BILLINGS, Mont. (AP) — A former Montana governor considered a dark horse candidate for the 2016 Democratic presidential nomination has joined a hedge fund's attempt to take control of the state's largest publicly-owned mining company.

Less than two months out of office, Democrat Brian Schweitzer said he's intervening to save Stillwater Mining Co. from questionable foreign expansion plans that could leave its 1,500 Montana jobs at risk.

A New York-based hedge fund, the Clinton Group, submitted formal notice to Stillwater on Monday of its bid to oust the precious metals company's board of directors. They would be replaced with a new slate that includes Schweitzer.

The hostile takeover bid marks the effusive ex-governor's most high-profile move since leaving office due to term limits. And it answers, at least in part, what's next for him.

That question has been on the lips of many political pundits, with Schweitzer demurring and never completely stamping out speculation of anything from a primary challenge to Democratic Sen. Max Baucus in 2014 to a long-shot bid for his party's 2016 presidential nomination.

The 57-year-old former governor brushed aside questions about his political future in an interview. For now, he said he's committed to reviving the fortunes of one of Montana's most high-profile companies.

"I've got some time on my hands and I'd like to help turn this company around. It's an important company to Montana and it's an important company to me," Schweitzer said in an interview. "You've got a company that's draining its equity, and you can't run a mine if you don't have any money and don't have equity."

Stillwater spokesman John Beaudry referred questions to company executives, who did not immediately return calls Monday from The Associated Press seeking comment.

The Billings-based company operates the only platinum and palladium mines in the U.S., deep beneath southern Montana's rugged Beartooth Mountains.

Buoyed by high precious metals prices, Stillwater made two major purchases in recent years that executives said were needed to diversify its holdings. Those purchases were a palladium and gold reserve in Canada, worth $118 million when it was announced, and a copper and gold reserve in the Andes of Argentina initially valued at $450 million.

The company has since revealed that the palladium content of the Canadian reserve was overestimated. And the copper deposit in Argentina could cost up to $2.5 billion to develop, a questionable prospect in a country with unsettled politics that have prompted other companies to stay out, Schweitzer said.

He said that without a change in course, Stillwater potentially faces the same fate that befell Montana's legendary Anaconda Mining Co. That copper industry giant cratered after the Chilean government took over much of its foreign assets in the 1970s, leading to large-scale layoffs among Montana miners.

The former Montana governor owns 25,000 shares of Stillwater, worth roughly $325,000 at current prices. He bought the stock after leaving office, between Jan. 23 and Feb. 20.

The Clinton Group holds almost 1.3 million shares, giving it a 1 percent stake in the company.

Stillwater dropped 8 cents to $12.91, for a 0.62 percent loss, in Monday afternoon trading on the New York Stock Exchange.

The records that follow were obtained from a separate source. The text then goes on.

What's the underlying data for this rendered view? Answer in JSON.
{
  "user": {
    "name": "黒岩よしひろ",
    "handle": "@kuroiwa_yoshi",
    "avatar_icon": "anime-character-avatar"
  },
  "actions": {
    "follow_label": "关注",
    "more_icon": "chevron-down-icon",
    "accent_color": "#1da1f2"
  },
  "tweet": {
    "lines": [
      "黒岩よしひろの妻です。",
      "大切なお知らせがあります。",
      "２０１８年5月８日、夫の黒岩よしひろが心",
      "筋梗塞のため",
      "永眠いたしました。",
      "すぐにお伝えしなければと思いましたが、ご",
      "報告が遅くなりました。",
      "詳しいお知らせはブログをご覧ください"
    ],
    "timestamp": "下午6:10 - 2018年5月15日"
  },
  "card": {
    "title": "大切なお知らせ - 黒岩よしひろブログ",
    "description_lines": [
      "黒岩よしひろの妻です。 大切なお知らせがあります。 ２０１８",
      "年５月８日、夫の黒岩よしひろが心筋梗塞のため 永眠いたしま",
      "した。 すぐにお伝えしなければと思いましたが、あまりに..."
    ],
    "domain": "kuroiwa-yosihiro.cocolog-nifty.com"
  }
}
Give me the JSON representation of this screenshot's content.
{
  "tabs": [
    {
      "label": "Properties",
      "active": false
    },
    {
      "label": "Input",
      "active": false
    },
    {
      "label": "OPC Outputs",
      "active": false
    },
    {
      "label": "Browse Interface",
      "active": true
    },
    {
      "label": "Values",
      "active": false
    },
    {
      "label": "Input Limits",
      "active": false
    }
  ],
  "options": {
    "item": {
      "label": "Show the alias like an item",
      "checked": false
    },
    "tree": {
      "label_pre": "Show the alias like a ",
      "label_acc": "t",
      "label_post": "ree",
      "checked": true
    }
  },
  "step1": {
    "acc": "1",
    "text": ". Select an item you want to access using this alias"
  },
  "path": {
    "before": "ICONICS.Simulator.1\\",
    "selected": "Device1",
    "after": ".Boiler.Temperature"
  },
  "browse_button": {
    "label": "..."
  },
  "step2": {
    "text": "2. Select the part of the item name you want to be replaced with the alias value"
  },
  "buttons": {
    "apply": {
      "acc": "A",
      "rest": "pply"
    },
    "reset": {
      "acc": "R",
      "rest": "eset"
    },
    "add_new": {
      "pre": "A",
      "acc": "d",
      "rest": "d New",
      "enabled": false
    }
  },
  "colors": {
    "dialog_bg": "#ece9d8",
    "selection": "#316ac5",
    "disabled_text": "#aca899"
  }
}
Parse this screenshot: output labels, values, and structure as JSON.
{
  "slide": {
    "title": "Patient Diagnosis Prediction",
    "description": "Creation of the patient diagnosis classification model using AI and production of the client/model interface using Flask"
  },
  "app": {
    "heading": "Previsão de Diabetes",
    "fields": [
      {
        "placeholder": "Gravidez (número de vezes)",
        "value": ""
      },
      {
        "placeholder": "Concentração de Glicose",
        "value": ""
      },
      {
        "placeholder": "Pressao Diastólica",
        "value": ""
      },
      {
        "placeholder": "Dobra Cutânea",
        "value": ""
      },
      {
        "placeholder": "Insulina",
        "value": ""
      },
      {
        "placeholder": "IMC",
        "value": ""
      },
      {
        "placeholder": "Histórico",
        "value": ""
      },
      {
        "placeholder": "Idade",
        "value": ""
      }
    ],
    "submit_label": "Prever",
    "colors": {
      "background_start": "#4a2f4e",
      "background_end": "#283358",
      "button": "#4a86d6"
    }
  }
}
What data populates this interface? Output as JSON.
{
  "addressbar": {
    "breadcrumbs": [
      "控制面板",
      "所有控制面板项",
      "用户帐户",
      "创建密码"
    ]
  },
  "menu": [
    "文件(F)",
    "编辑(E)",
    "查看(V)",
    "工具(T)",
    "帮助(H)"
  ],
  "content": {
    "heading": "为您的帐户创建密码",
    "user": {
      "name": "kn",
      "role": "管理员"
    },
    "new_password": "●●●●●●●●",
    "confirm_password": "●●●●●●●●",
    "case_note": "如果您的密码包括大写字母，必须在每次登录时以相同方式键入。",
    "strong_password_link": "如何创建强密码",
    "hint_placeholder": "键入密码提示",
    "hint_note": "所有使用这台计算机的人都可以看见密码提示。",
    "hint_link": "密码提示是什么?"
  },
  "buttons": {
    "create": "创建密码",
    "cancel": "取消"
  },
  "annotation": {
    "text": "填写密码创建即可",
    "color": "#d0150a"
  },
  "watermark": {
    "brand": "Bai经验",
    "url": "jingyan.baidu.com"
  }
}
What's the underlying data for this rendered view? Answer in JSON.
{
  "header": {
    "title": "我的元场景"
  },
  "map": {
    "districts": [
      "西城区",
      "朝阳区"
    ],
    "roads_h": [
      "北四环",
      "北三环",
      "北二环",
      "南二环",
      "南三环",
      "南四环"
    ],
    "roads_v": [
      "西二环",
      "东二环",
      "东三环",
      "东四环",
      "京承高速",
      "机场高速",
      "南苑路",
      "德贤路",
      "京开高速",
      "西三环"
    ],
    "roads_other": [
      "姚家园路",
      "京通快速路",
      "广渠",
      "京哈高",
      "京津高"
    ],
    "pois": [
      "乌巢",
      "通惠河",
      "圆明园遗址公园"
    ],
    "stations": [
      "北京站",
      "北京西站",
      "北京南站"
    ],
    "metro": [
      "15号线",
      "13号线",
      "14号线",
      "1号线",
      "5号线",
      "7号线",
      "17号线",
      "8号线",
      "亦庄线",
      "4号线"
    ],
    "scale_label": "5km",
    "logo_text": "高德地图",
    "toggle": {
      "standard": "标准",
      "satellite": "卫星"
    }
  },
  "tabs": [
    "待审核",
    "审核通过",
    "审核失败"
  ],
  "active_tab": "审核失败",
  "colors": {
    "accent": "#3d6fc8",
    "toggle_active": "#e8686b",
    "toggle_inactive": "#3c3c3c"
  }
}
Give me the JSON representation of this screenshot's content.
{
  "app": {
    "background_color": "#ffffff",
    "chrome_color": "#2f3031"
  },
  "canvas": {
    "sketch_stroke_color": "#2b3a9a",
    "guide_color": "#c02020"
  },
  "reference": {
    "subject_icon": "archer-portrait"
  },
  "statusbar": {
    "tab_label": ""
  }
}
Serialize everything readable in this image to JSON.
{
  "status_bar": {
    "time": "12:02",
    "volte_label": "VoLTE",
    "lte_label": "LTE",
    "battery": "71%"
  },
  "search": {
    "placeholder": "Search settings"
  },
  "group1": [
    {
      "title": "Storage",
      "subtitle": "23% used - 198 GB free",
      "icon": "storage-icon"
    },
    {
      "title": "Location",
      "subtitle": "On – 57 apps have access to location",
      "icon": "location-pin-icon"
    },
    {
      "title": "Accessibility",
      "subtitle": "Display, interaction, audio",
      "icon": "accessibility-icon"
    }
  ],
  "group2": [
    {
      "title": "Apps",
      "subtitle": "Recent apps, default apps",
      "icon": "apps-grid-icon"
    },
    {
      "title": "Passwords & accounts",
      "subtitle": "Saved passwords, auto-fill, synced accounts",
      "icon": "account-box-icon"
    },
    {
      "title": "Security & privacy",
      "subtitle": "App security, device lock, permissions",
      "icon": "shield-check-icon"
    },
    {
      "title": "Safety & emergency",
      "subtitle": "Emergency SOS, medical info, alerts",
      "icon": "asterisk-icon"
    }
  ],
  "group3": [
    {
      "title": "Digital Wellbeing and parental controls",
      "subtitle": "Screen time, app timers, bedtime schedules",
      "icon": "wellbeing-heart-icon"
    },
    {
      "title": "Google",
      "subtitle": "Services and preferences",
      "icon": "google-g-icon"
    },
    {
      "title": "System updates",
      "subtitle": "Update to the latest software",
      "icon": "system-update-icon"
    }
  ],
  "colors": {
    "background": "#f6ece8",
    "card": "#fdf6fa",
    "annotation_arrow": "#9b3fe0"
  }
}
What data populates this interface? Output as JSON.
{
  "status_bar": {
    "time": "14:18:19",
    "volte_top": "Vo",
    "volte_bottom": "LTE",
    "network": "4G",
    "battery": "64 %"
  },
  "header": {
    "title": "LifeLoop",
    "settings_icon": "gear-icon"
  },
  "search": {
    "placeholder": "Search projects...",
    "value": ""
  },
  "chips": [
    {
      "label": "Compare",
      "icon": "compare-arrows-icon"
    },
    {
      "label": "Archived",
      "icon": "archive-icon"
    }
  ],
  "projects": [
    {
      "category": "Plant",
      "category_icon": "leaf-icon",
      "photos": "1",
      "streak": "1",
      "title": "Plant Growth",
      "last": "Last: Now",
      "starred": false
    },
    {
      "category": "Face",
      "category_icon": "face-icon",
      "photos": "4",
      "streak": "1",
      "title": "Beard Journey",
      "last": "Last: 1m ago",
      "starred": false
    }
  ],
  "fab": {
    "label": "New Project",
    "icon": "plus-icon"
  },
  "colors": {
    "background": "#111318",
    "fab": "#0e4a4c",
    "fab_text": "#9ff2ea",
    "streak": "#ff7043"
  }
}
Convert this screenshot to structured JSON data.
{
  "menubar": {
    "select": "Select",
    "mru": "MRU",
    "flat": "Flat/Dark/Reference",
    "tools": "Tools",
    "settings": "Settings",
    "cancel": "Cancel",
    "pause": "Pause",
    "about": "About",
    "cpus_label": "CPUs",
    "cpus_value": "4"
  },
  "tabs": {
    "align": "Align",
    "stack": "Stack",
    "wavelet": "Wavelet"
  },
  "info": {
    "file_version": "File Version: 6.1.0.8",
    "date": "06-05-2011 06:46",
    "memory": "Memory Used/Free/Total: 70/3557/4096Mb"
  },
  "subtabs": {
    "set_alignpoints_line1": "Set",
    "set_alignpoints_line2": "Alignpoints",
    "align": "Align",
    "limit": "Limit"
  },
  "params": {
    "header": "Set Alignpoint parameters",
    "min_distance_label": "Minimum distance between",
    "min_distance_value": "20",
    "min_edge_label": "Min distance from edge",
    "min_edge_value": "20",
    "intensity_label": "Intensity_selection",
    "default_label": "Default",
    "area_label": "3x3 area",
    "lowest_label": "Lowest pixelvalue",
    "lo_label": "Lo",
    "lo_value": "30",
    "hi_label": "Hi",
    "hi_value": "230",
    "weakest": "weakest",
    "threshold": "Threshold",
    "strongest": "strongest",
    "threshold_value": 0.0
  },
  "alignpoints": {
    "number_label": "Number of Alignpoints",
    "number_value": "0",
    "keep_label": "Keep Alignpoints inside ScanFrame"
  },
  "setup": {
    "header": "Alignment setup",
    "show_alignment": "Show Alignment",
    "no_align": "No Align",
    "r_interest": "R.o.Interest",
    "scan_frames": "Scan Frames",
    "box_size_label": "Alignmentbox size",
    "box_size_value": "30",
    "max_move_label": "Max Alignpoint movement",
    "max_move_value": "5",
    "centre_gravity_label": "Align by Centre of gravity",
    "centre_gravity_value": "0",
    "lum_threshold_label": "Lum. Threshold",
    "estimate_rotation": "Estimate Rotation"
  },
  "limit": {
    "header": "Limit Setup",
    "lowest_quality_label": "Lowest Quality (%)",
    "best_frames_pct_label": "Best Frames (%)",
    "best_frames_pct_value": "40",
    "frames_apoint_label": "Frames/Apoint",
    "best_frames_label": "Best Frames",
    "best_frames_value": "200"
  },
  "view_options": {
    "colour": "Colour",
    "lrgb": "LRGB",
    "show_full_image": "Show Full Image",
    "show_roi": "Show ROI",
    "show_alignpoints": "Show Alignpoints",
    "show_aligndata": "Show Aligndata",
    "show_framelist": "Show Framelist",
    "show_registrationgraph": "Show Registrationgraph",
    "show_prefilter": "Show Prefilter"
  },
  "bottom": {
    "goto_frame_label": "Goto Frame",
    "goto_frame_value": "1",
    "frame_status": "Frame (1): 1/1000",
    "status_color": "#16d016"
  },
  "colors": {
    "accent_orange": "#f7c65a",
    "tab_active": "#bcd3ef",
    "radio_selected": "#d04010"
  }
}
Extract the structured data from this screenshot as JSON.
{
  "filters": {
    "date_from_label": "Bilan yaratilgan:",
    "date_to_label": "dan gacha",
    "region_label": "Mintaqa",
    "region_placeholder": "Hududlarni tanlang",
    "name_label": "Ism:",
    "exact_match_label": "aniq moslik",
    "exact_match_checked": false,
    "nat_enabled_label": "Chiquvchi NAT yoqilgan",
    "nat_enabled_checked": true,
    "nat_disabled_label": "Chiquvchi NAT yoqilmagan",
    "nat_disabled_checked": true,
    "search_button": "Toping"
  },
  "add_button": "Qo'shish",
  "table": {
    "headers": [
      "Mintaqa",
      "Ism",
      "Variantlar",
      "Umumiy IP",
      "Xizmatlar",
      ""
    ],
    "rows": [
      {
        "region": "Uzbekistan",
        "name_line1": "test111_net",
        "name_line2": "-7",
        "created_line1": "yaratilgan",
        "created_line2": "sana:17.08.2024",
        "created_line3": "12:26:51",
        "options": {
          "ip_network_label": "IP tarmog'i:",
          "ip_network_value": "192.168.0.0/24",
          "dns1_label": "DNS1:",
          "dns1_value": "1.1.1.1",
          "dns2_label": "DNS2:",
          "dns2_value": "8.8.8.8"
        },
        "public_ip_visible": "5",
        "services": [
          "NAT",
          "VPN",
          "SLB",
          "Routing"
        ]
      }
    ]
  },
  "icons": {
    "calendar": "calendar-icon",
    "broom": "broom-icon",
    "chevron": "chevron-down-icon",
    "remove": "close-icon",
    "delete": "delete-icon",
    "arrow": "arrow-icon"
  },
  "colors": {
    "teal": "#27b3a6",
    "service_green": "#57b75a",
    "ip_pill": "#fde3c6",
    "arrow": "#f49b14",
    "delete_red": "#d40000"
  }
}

The overwhelming majority of the platinum and palladium mined by the company is used by automotive companies in catalytic converters, which help control pollution.

Schweitzer said he wants the company to consider putting the foreign assets, particularly the Argentina reserves, up for sale. That comes after the Clinton Group in a December letter called for the retirement of Stillwater Chairman and Chief Executive Officer Frank McAllister.

Schweitzer said his interest in Stillwater was first sparked by news of that letter and said he approached the firm soon after leaving office.

The company's stock price has dropped by about two-thirds since it hit a high of $40 in March 2000. The share in recent weeks has sold in the $13-$14.50 range.

The stock generally tracks with precious metals prices, but dropped sharply after the 2011 purchase of Peregrine Metals, which controlled the copper and gold reserves in Argentina.

Stillwater last year sold a 25 percent stake in the Canadian reserves, known as Marathon, to Mitsubishi Corp. for $81 million. It said mining is likely to begin in 2017.

Directors at Stillwater currently make about $200,000 a year, a compensation level that Clinton Group Manager Gregory Taxin said was reasonable, given the company's size.

Taxin said Schweitzer was not being paid to be a nominee nor as a consultant, although the former governor would be paid as a director if the corporate takeover is successful.

While the Clinton Group's relatively small stake in the company doesn't guarantee success in its takeover bid, Taxin said recent declines in the share price show other investors also are unhappy with how the company is being run.




TOWNHALL MEDIA GROUP